labor - 2ST

Labor's plan to tackle scammers

stephen jones profile shot

Member for Whitlam Stephen Jones says the Government must to do more to protect people from being scammed.

The issue is costing Australians $33 billion dollars a year and Labor is promising to set up an anti scam centre that acts in real time and which also hold banks, telecommunication companies and social media platforms to account.

Mr. Jones said older people are particularly at risk.

"I know the Southern Highlands has been a hot spot for scammers and they generally like to attack more vulnerable communities and people they think have got a bit of money,

"What we know is that someone who has been scammed once, will very likely get scammed again,"Mr. Jones said.

Image: Office of Stephen Jones

St Georges Basin meeting told of Labor's plans to stop scams


Australians lost about $33 billion dollars in scams during the past year.

That's more than the Federal Government spend on Medicare, according to Shadow Assistant Treasurer Stephen Jones.

He joined Gilmore MP Fiona Phillips to address a forum at the St Georges Basin Country Club on Friday to speak about how scams are increasing in number and sophistication.

And Mr Jones said no-one was immune.

"Over the course of the past couple of weeks I've spoken to a very senior, very experienced head of a bank who fell for one of these," he said.

"I've spoken to a very senior, very experienced person who runs one of Australia's very significant superannuation organisations, I have spoken to a range of people in all different walks of life who have fallen for these things or become victims of these scams.

"They thought they were interacting with a legitimate website and found out is wasn't, or thought they were dealing with their bank and they weren't."

He described it as "a tsunami of scams," ranging from small-scale puppy scams or second hand car scams through to large scale investment scams or identity theft.

And he was concerned the scammers were often targeting people with limited English, people who were busy and had little time to double check things, and the elderly.

"When I talk to young people, or people our age, they'll often say 'The thing that I'm most worried about is my mum or my dad or my aunt falling for one of these things - hitting a link, providing their banking details, or being unaware of the risks involved," Mr Jones said.

Better protections were needed, he said, and the ALP was looking  at what it could do.

"We propose the establishment of a national anti-scam centre set up in the Federal Government, bringing together the resources of the Federal Police, the financial regulators, but crucially the banks and telecommunications companies as well, and we want to ensure we can stop the scams at their source," Mr Jonmes said.

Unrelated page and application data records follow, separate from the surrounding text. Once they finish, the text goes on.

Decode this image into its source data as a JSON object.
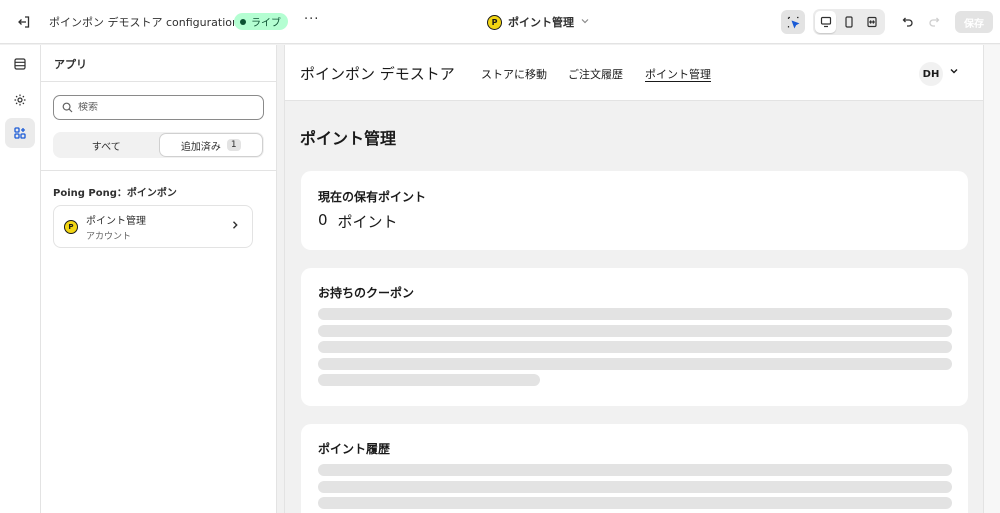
{
  "topbar": {
    "title": "ポインポン デモストア configuration",
    "status_badge": "ライブ",
    "more_label": "···",
    "center_app_name": "ポイント管理",
    "logo_letter": "P",
    "save_label": "保存"
  },
  "panel": {
    "title": "アプリ",
    "search_placeholder": "検索",
    "segments": {
      "all": "すべて",
      "added": "追加済み",
      "added_count": "1"
    },
    "group_title": "Poing Pong：ポインポン",
    "app_item": {
      "name": "ポイント管理",
      "sub": "アカウント"
    }
  },
  "store": {
    "name": "ポインポン デモストア",
    "nav": [
      "ストアに移動",
      "ご注文履歴",
      "ポイント管理"
    ],
    "current_nav": "ポイント管理",
    "avatar": "DH",
    "page_title": "ポイント管理",
    "points_card": {
      "title": "現在の保有ポイント",
      "value": "0",
      "unit": "ポイント"
    },
    "coupons_card": {
      "title": "お持ちのクーポン"
    },
    "history_card": {
      "title": "ポイント履歴"
    }
  },
  "colors": {
    "live_badge_bg": "#b4fed2",
    "logo_yellow": "#f2d513",
    "skeleton": "#e3e3e3"
  },
  "icons": [
    "exit-icon",
    "chevron-down-icon",
    "inspector-icon",
    "desktop-icon",
    "mobile-icon",
    "fullwidth-icon",
    "undo-icon",
    "redo-icon",
    "sections-icon",
    "settings-icon",
    "apps-icon",
    "search-icon",
    "chevron-right-icon"
  ]
}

"We also need to do more to protect the people who have become victims."

Image: Glenn Ellard

System crashes and anti-vaxxers at Nowra pre-poll


The anti-vaccination crowd that hijacked Saturday's meet the ward one candidates meeting in Bomaderry also gate crashed the pre-poll voting at Nowra's Wesley Centre on Monday morning.

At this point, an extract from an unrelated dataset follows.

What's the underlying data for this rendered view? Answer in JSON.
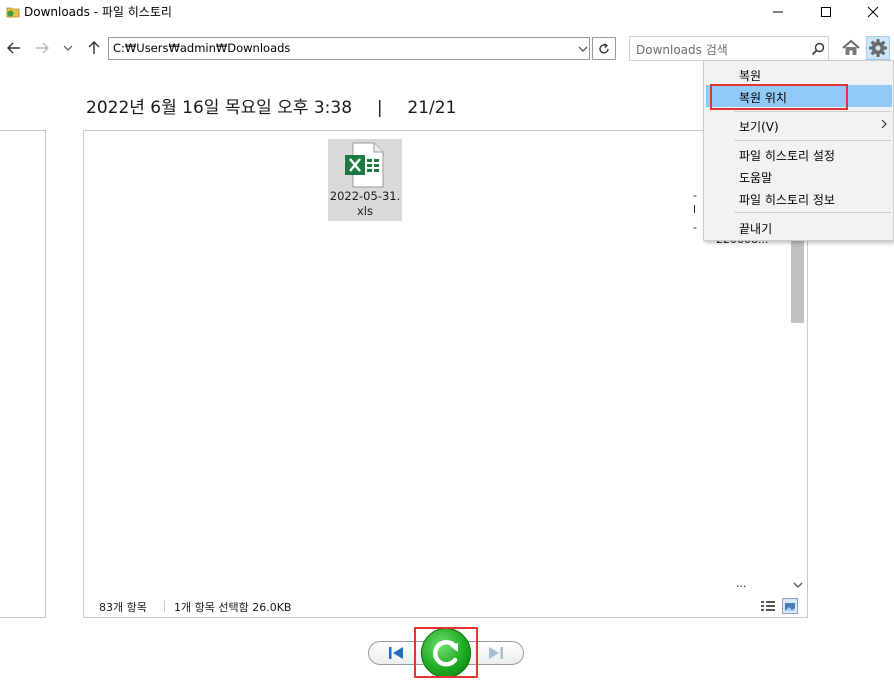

Cr John Wells was there at the time and said they pushed the anti-vaccination message.

"There was another party here, and that was Cr Digiglio's group, whatever their name is, and I understand that they were handing out some anti-vax brochures of some description that apparently was reported at the time, so I don't know where that's going to go," he said.

The group's decision to hand out brochures flew in the face of COVID regulations that prevented candidates handing out how to vote information to people approaching the polling station.

Several candidates feared the lack of how to vote cards might cause an increase in informal votes - particularly in the wards were people had the option of voting either above or below the line.

"I think there will be a few more informal votes because people don't have that default piece of paper in their hands when they're actually standing in a booth, and some people may misunderstand it - instead of just pitting one above the line they might go and also number below the line," said candidate Serena Copley.

Mayoral candidate Paul Green had similar concerns.

"People are coming up to me and saying, 'Paul Green, where's your how to vote?' and of course we don't have one and that's really harder for the older generation that have had generations of get my how to vote, work it out,  and go and vote," he said.

"So it's been really, I think, difficult for the older generation."

However Greens candidates had laminated how to vote information and invited people to photograph information to take into the polling station.

"The way we're doing things now is a good example of how we're going to do things in the future - no paper, able to just take a photo and go in from there," said candidate Bradley Stanton.

"I think this is a great idea and something that should go past COVID."

There was additional turmoil hitting the first day of pre-poll voting due to the Elections NSW computer systems crashing.

People wanting to check candidate details ahead of attending a pre-polling place to cast a vote were left facing a screen saying the site was undergoing maintenance, while there were also delays for people casting votes.

Pre-poll voting continues until December 3.

Image: Glenn Ellard